* **Materials provided**
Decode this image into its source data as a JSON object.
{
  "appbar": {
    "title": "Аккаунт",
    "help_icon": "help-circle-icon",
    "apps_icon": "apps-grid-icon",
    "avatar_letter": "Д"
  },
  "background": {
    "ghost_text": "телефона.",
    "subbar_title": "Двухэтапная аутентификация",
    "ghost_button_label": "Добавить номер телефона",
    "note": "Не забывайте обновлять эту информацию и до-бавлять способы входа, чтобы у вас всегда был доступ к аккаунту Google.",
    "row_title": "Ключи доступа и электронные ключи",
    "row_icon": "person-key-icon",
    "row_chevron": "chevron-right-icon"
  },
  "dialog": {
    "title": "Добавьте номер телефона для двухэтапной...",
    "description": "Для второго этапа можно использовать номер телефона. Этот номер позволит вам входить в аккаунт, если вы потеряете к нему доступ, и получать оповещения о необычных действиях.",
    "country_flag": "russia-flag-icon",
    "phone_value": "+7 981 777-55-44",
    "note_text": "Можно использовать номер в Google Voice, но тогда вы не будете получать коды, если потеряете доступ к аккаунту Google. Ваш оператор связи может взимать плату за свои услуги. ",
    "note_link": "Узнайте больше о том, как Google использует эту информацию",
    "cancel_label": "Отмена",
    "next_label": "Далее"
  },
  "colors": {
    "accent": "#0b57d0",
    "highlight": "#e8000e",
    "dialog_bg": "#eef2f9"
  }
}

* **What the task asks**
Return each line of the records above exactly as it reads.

* **Answer to this problem**
Decode this image into its source data as a JSON object.
{
  "appbar": {
    "title": "Аккаунт",
    "help_icon": "help-circle-icon",
    "apps_icon": "apps-grid-icon",
    "avatar_letter": "Д"
  },
  "background": {
    "ghost_text": "телефона.",
    "subbar_title": "Двухэтапная аутентификация",
    "ghost_button_label": "Добавить номер телефона",
    "note": "Не забывайте обновлять эту информацию и до-бавлять способы входа, чтобы у вас всегда был доступ к аккаунту Google.",
    "row_title": "Ключи доступа и электронные ключи",
    "row_icon": "person-key-icon",
    "row_chevron": "chevron-right-icon"
  },
  "dialog": {
    "title": "Добавьте номер телефона для двухэтапной...",
    "description": "Для второго этапа можно использовать номер телефона. Этот номер позволит вам входить в аккаунт, если вы потеряете к нему доступ, и получать оповещения о необычных действиях.",
    "country_flag": "russia-flag-icon",
    "phone_value": "+7 981 777-55-44",
    "note_text": "Можно использовать номер в Google Voice, но тогда вы не будете получать коды, если потеряете доступ к аккаунту Google. Ваш оператор связи может взимать плату за свои услуги. ",
    "note_link": "Узнайте больше о том, как Google использует эту информацию",
    "cancel_label": "Отмена",
    "next_label": "Далее"
  },
  "colors": {
    "accent": "#0b57d0",
    "highlight": "#e8000e",
    "dialog_bg": "#eef2f9"
  }
}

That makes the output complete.